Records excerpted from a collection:
____

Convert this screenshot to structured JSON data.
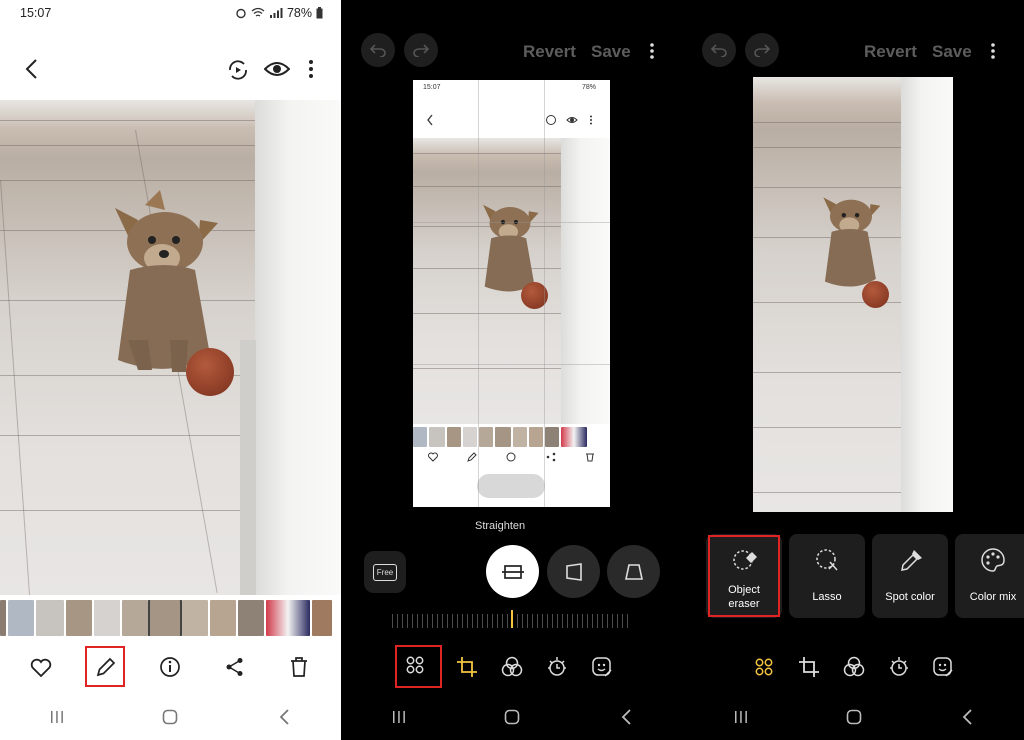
{
  "panel1": {
    "status": {
      "time": "15:07",
      "battery": "78%"
    },
    "icons": {
      "back": "arrow-left-icon",
      "remaster": "remaster-icon",
      "eye": "eye-icon",
      "more": "more-vertical-icon"
    },
    "actions": [
      "heart-icon",
      "pencil-icon",
      "info-icon",
      "share-icon",
      "trash-icon"
    ]
  },
  "panel2": {
    "toolbar": {
      "revert": "Revert",
      "save": "Save"
    },
    "mini_preview": {
      "time": "15:07",
      "battery": "78%"
    },
    "straighten_label": "Straighten",
    "free_label": "Free",
    "tabs": [
      "tools-grid-icon",
      "crop-rotate-icon",
      "filters-icon",
      "tone-icon",
      "decorations-icon"
    ]
  },
  "panel3": {
    "toolbar": {
      "revert": "Revert",
      "save": "Save"
    },
    "tools": [
      {
        "label_line1": "Object",
        "label_line2": "eraser"
      },
      {
        "label": "Lasso"
      },
      {
        "label": "Spot color"
      },
      {
        "label": "Color mix"
      }
    ]
  },
  "colors": {
    "accent_yellow": "#f5c542",
    "highlight_red": "#e02424"
  }
}
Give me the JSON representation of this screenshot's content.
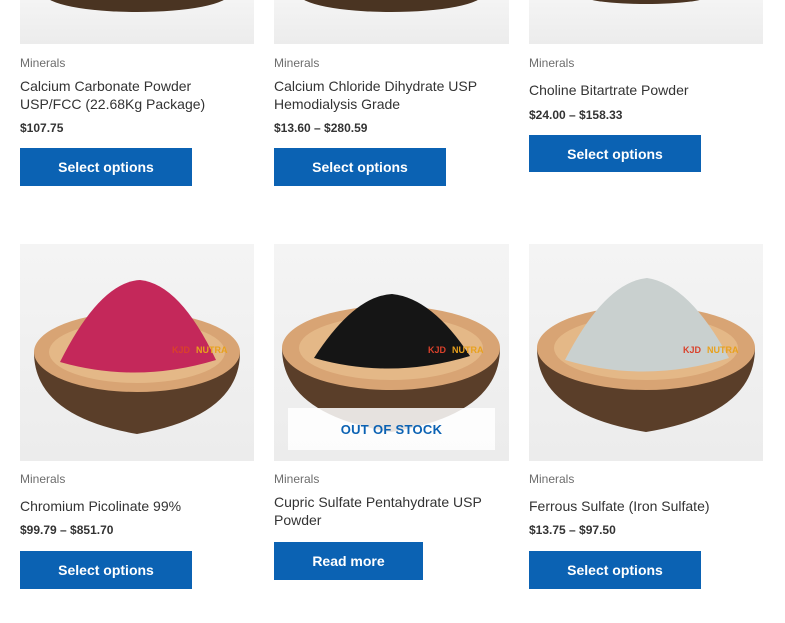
{
  "products": [
    {
      "category": "Minerals",
      "title": "Calcium Carbonate Powder USP/FCC (22.68Kg Package)",
      "price": "$107.75",
      "button": "Select options"
    },
    {
      "category": "Minerals",
      "title": "Calcium Chloride Dihydrate USP Hemodialysis Grade",
      "price": "$13.60 – $280.59",
      "button": "Select options"
    },
    {
      "category": "Minerals",
      "title": "Choline Bitartrate Powder",
      "price": "$24.00 – $158.33",
      "button": "Select options"
    },
    {
      "category": "Minerals",
      "title": "Chromium Picolinate 99%",
      "price": "$99.79 – $851.70",
      "button": "Select options",
      "powder_color": "#c4285a"
    },
    {
      "category": "Minerals",
      "title": "Cupric Sulfate Pentahydrate USP Powder",
      "price": "",
      "button": "Read more",
      "badge": "OUT OF STOCK",
      "powder_color": "#151515"
    },
    {
      "category": "Minerals",
      "title": "Ferrous Sulfate (Iron Sulfate)",
      "price": "$13.75 – $97.50",
      "button": "Select options",
      "powder_color": "#c9d0cf"
    }
  ],
  "logo": {
    "kjd": "KJD",
    "nutra": "NUTRA"
  },
  "colors": {
    "button": "#0b62b3",
    "logo_red": "#d9412b",
    "logo_orange": "#e8a11d"
  }
}
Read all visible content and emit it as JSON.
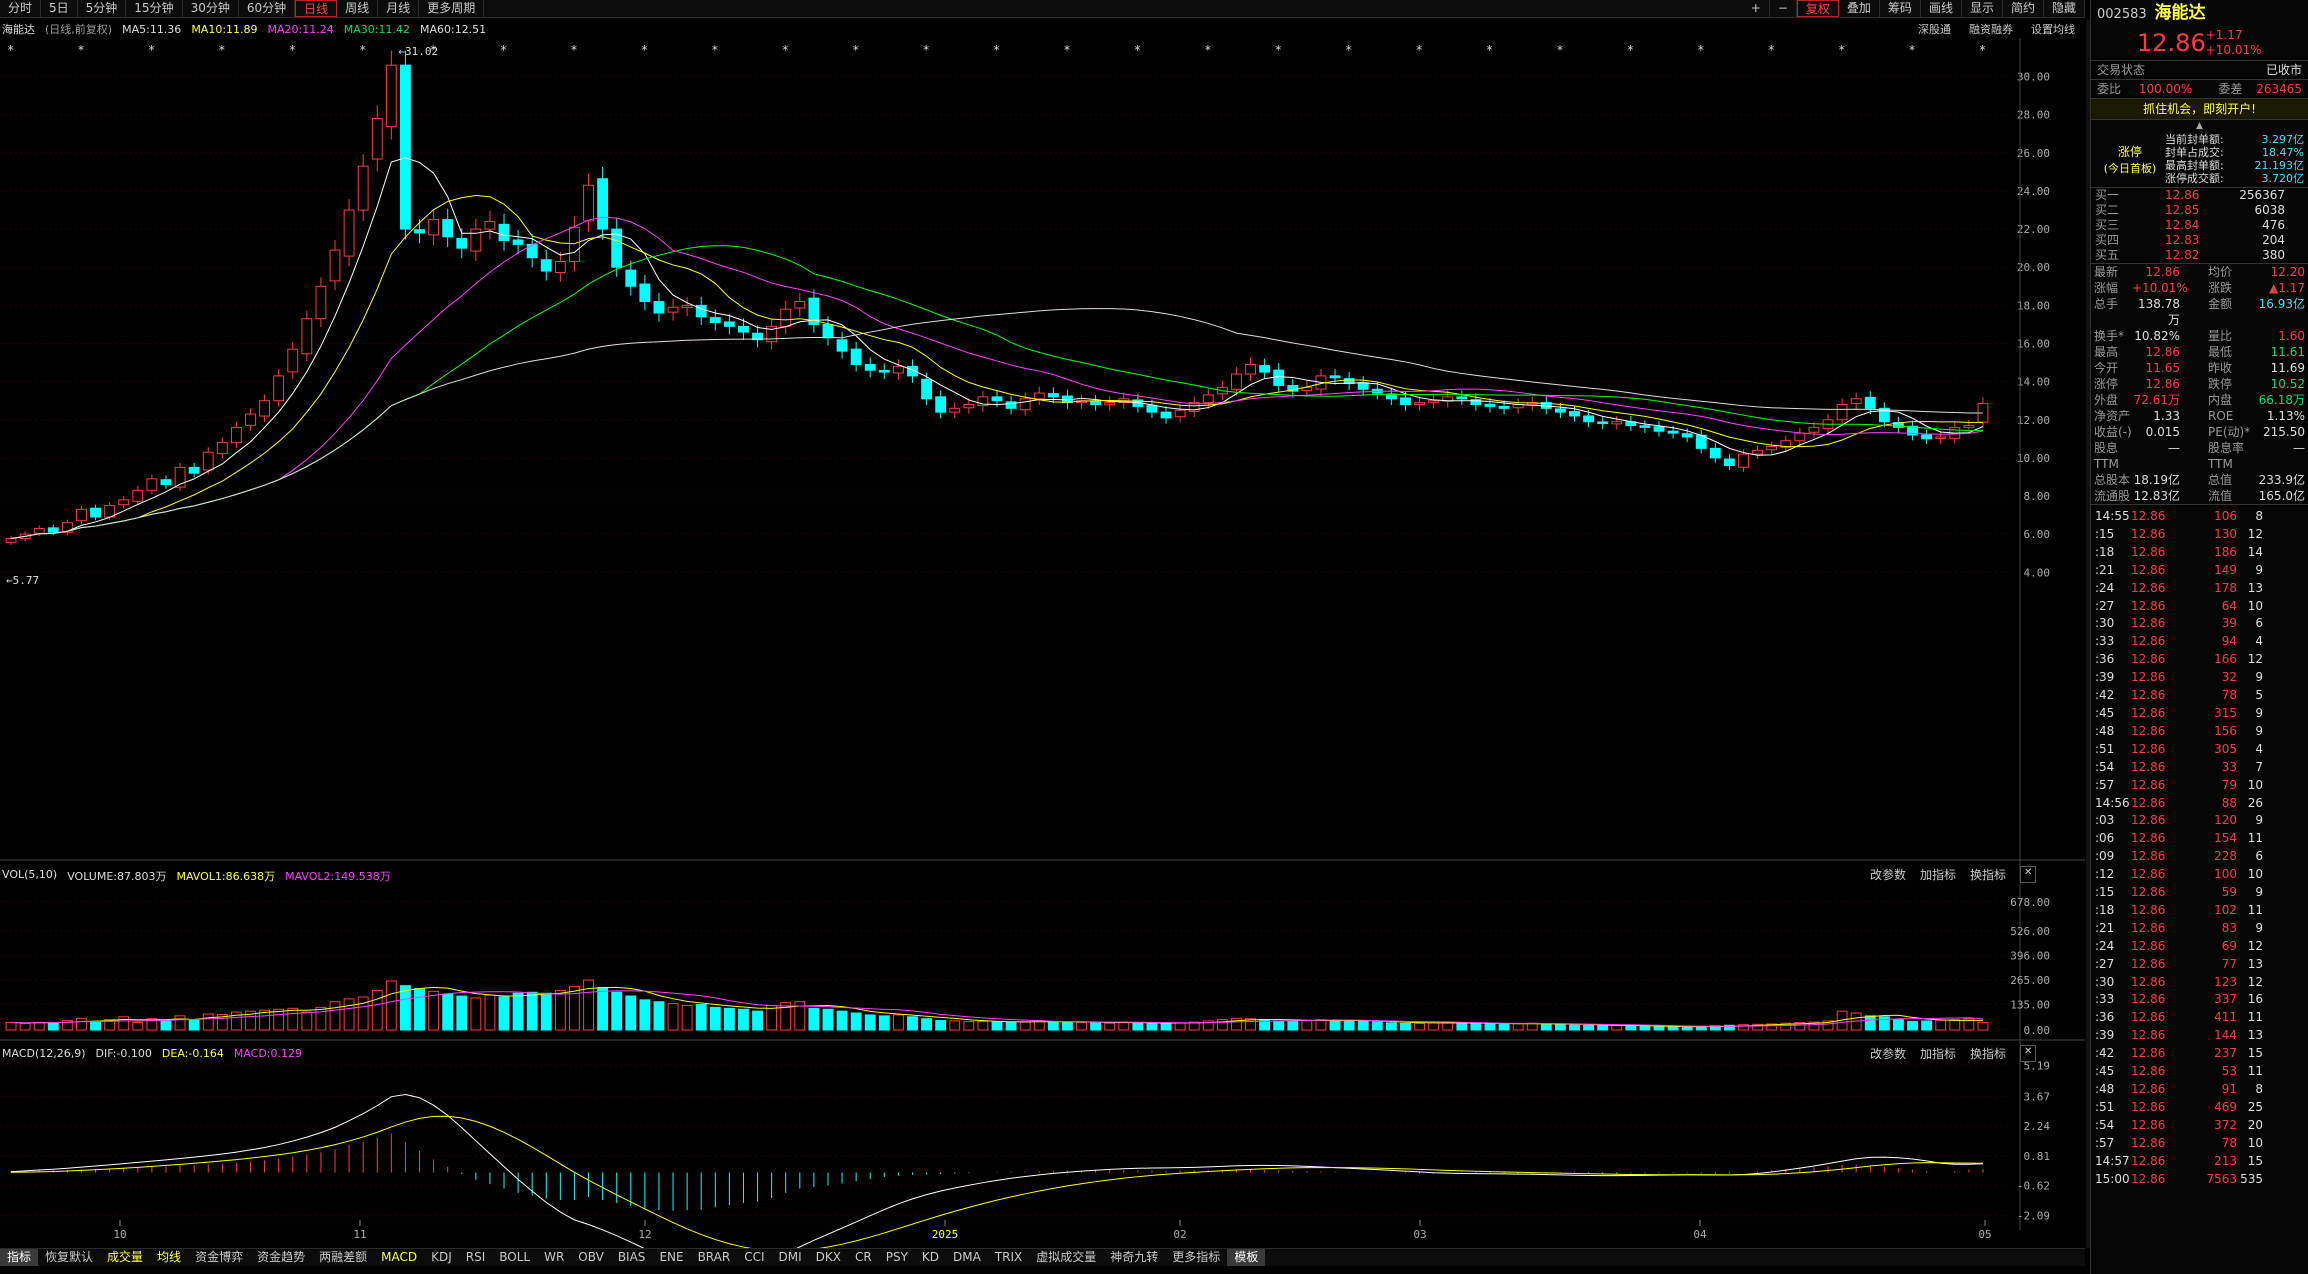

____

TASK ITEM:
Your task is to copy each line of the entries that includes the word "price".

OUTPUT OF THE TASK:
      "price": "$107.75",
      "price": "$13.60 – $280.59",
      "price": "$24.00 – $158.33",
      "price": "$99.79 – $851.70",
      "price": "",
      "price": "$13.75 – $97.50",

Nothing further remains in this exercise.